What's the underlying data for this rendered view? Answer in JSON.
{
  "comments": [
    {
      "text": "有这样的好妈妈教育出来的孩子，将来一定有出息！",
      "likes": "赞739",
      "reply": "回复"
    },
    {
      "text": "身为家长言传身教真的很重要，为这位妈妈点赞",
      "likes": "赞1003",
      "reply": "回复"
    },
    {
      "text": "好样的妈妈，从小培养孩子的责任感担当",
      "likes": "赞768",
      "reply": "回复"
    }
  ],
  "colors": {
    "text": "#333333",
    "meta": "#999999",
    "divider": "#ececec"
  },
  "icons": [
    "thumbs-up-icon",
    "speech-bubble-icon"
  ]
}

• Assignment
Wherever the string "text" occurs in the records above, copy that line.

• Completed exercise
      "text": "有这样的好妈妈教育出来的孩子，将来一定有出息！",
      "text": "身为家长言传身教真的很重要，为这位妈妈点赞",
      "text": "好样的妈妈，从小培养孩子的责任感担当",
    "text": "#333333",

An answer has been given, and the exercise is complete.